** Material to process follows **

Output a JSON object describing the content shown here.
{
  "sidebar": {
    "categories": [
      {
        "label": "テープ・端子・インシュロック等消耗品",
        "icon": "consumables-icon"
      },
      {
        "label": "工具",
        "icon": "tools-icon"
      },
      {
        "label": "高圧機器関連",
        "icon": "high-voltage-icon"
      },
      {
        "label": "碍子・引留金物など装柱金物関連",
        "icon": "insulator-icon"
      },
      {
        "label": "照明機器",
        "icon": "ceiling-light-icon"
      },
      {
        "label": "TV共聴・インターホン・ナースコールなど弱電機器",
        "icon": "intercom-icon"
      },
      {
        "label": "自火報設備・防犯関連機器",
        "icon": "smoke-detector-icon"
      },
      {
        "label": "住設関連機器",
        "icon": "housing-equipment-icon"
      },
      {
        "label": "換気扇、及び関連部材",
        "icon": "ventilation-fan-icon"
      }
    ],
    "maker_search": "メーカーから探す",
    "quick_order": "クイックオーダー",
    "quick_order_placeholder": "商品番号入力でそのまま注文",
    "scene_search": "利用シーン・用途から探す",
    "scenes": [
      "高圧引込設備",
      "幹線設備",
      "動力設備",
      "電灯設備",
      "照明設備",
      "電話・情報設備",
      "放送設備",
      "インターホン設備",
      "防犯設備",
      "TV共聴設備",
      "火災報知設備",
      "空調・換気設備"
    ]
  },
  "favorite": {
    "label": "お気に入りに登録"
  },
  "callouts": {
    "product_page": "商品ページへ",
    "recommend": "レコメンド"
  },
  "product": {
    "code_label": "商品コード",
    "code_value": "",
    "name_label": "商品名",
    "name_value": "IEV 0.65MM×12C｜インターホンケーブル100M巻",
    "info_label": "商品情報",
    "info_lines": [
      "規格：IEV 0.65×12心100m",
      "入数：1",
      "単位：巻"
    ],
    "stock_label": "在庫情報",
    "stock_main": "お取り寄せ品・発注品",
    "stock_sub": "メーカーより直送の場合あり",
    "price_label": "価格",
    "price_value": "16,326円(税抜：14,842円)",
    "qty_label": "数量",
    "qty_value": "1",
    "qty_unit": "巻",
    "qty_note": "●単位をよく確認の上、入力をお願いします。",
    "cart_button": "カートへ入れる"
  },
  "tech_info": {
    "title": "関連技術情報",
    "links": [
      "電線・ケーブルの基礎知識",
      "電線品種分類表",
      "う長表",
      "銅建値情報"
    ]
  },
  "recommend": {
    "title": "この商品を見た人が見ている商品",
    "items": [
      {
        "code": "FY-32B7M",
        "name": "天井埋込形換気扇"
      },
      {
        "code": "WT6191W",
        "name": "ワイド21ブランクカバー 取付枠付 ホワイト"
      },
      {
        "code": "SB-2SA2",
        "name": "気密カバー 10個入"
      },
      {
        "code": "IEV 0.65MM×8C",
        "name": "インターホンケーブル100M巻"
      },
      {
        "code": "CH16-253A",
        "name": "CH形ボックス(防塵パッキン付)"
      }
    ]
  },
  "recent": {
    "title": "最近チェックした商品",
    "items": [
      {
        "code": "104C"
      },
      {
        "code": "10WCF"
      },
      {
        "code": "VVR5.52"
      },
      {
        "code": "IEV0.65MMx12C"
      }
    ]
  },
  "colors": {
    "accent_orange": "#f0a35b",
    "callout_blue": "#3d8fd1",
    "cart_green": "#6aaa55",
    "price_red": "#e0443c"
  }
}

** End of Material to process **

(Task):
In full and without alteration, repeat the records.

(Solution for this task):
Output a JSON object describing the content shown here.
{
  "sidebar": {
    "categories": [
      {
        "label": "テープ・端子・インシュロック等消耗品",
        "icon": "consumables-icon"
      },
      {
        "label": "工具",
        "icon": "tools-icon"
      },
      {
        "label": "高圧機器関連",
        "icon": "high-voltage-icon"
      },
      {
        "label": "碍子・引留金物など装柱金物関連",
        "icon": "insulator-icon"
      },
      {
        "label": "照明機器",
        "icon": "ceiling-light-icon"
      },
      {
        "label": "TV共聴・インターホン・ナースコールなど弱電機器",
        "icon": "intercom-icon"
      },
      {
        "label": "自火報設備・防犯関連機器",
        "icon": "smoke-detector-icon"
      },
      {
        "label": "住設関連機器",
        "icon": "housing-equipment-icon"
      },
      {
        "label": "換気扇、及び関連部材",
        "icon": "ventilation-fan-icon"
      }
    ],
    "maker_search": "メーカーから探す",
    "quick_order": "クイックオーダー",
    "quick_order_placeholder": "商品番号入力でそのまま注文",
    "scene_search": "利用シーン・用途から探す",
    "scenes": [
      "高圧引込設備",
      "幹線設備",
      "動力設備",
      "電灯設備",
      "照明設備",
      "電話・情報設備",
      "放送設備",
      "インターホン設備",
      "防犯設備",
      "TV共聴設備",
      "火災報知設備",
      "空調・換気設備"
    ]
  },
  "favorite": {
    "label": "お気に入りに登録"
  },
  "callouts": {
    "product_page": "商品ページへ",
    "recommend": "レコメンド"
  },
  "product": {
    "code_label": "商品コード",
    "code_value": "",
    "name_label": "商品名",
    "name_value": "IEV 0.65MM×12C｜インターホンケーブル100M巻",
    "info_label": "商品情報",
    "info_lines": [
      "規格：IEV 0.65×12心100m",
      "入数：1",
      "単位：巻"
    ],
    "stock_label": "在庫情報",
    "stock_main": "お取り寄せ品・発注品",
    "stock_sub": "メーカーより直送の場合あり",
    "price_label": "価格",
    "price_value": "16,326円(税抜：14,842円)",
    "qty_label": "数量",
    "qty_value": "1",
    "qty_unit": "巻",
    "qty_note": "●単位をよく確認の上、入力をお願いします。",
    "cart_button": "カートへ入れる"
  },
  "tech_info": {
    "title": "関連技術情報",
    "links": [
      "電線・ケーブルの基礎知識",
      "電線品種分類表",
      "う長表",
      "銅建値情報"
    ]
  },
  "recommend": {
    "title": "この商品を見た人が見ている商品",
    "items": [
      {
        "code": "FY-32B7M",
        "name": "天井埋込形換気扇"
      },
      {
        "code": "WT6191W",
        "name": "ワイド21ブランクカバー 取付枠付 ホワイト"
      },
      {
        "code": "SB-2SA2",
        "name": "気密カバー 10個入"
      },
      {
        "code": "IEV 0.65MM×8C",
        "name": "インターホンケーブル100M巻"
      },
      {
        "code": "CH16-253A",
        "name": "CH形ボックス(防塵パッキン付)"
      }
    ]
  },
  "recent": {
    "title": "最近チェックした商品",
    "items": [
      {
        "code": "104C"
      },
      {
        "code": "10WCF"
      },
      {
        "code": "VVR5.52"
      },
      {
        "code": "IEV0.65MMx12C"
      }
    ]
  },
  "colors": {
    "accent_orange": "#f0a35b",
    "callout_blue": "#3d8fd1",
    "cart_green": "#6aaa55",
    "price_red": "#e0443c"
  }
}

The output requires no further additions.